• Required work
The lines you need are those holding the word "name"; pull them from the material.
---------- Extracted records
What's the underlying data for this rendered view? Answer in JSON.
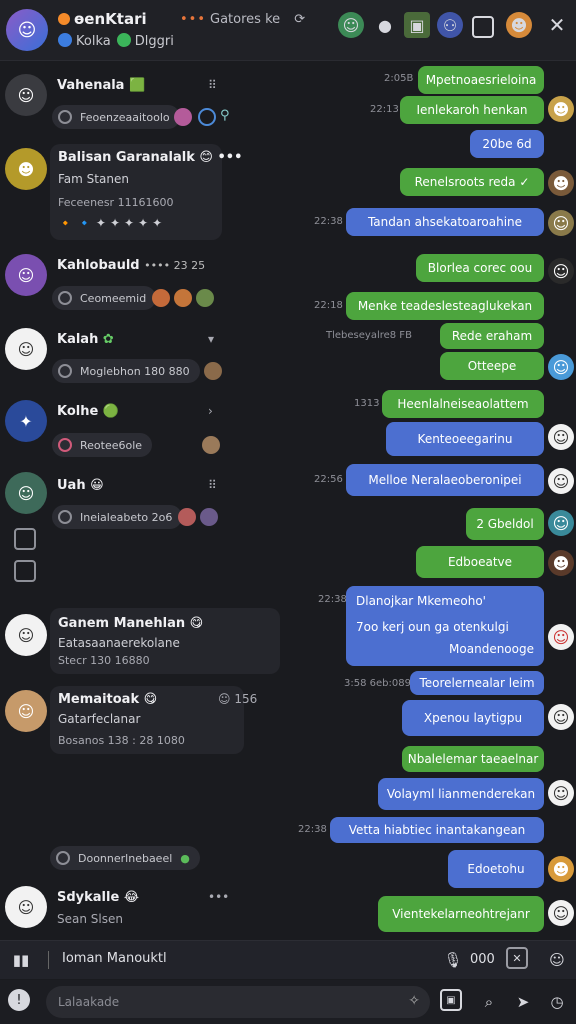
{
  "header": {
    "title": "ɵenKtari",
    "subtitle_a": "Kolka",
    "subtitle_b": "Dlggri",
    "channel": "Gatores ke",
    "channel_dots": "•••"
  },
  "conversations": [
    {
      "name": "Vahenala",
      "preview": "Feoenzeaaitoolo",
      "emoji": "🟩"
    },
    {
      "name": "Balisan Garanalalk",
      "line2": "Fam Stanen",
      "line3": "Feceenesr 11161600",
      "emoji": "😊"
    },
    {
      "name": "Kahlobauld",
      "preview": "Ceomeemid",
      "tags": "•••• 23  25"
    },
    {
      "name": "Kalah",
      "preview": "Moglebhon 180 880",
      "emoji": "🎭"
    },
    {
      "name": "Kolhe",
      "preview": "Reotee6ole",
      "emoji": "🟢"
    },
    {
      "name": "Uah",
      "preview": "Ineialeabeto 2o6",
      "emoji": "😀"
    },
    {
      "name": "Ganem Manehlan",
      "line2": "Eatasaanaerekolane",
      "line3": "Stecr 130 16880",
      "emoji": "😋"
    },
    {
      "name": "Memaitoak",
      "line2": "Gatarfeclanar",
      "line3": "Bosanos 138 : 28 1080",
      "emoji": "😋",
      "side": "☺  156"
    },
    {
      "preview": "Doonnerlnebaeel"
    },
    {
      "name": "Sdykalle",
      "preview": "Sean Slsen",
      "emoji": "😂"
    }
  ],
  "messages": [
    {
      "time": "2:05B",
      "text": "Mpetnoaesrieloina",
      "color": "green"
    },
    {
      "time": "22:13",
      "text": "Ienlekaroh henkan",
      "color": "green"
    },
    {
      "text": "20be 6d",
      "color": "blue"
    },
    {
      "text": "Renelsroots reda ✓",
      "color": "green"
    },
    {
      "time": "22:38",
      "text": "Tandan ahsekatoaroahine",
      "color": "blue"
    },
    {
      "text": "Blorlea corec oou",
      "color": "green"
    },
    {
      "time": "22:18",
      "text": "Menke teadeslesteaglukekan",
      "color": "green"
    },
    {
      "time": "Tlebeseyalre8 FB",
      "text": "Rede eraham",
      "color": "green"
    },
    {
      "text": "Otteepe",
      "color": "green"
    },
    {
      "time": "1313",
      "text": "Heenlalneiseaolattem",
      "color": "green"
    },
    {
      "text": "Kenteoeegarinu",
      "color": "blue"
    },
    {
      "time": "22:56",
      "text": "Melloe Neralaeoberonipei",
      "color": "blue"
    },
    {
      "text": "2 Gbeldol",
      "color": "green"
    },
    {
      "text": "Edboeatve",
      "color": "green"
    },
    {
      "time": "22:38",
      "lines": [
        "Dlanojkar Mkemeoho'",
        "7oo kerj oun ga otenkulgi",
        "Moandenooge"
      ],
      "color": "blue"
    },
    {
      "time": "3:58 6eb:089",
      "text": "Teorelernealar leim",
      "color": "blue"
    },
    {
      "text": "Xpenou laytigpu",
      "color": "blue"
    },
    {
      "text": "Nbalelemar taeaelnar",
      "color": "green"
    },
    {
      "text": "Volayml lianmenderekan",
      "color": "blue"
    },
    {
      "time": "22:38",
      "text": "Vetta hiabtiec inantakangean",
      "color": "blue"
    },
    {
      "text": "Edoetohu",
      "color": "blue"
    },
    {
      "text": "Vientekelarneohtrejanr",
      "color": "green"
    }
  ],
  "bottom_bar": {
    "label": "Ioman Manouktl",
    "count": "000"
  },
  "composer": {
    "placeholder": "Lalaakade"
  },
  "colors": {
    "bubble_green": "#4da53e",
    "bubble_blue": "#4c6fd0",
    "background": "#1a1b1f"
  }
}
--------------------
• Your solution
      "name": "Vahenala",
      "name": "Balisan Garanalalk",
      "name": "Kahlobauld",
      "name": "Kalah",
      "name": "Kolhe",
      "name": "Uah",
      "name": "Ganem Manehlan",
      "name": "Memaitoak",
      "name": "Sdykalle",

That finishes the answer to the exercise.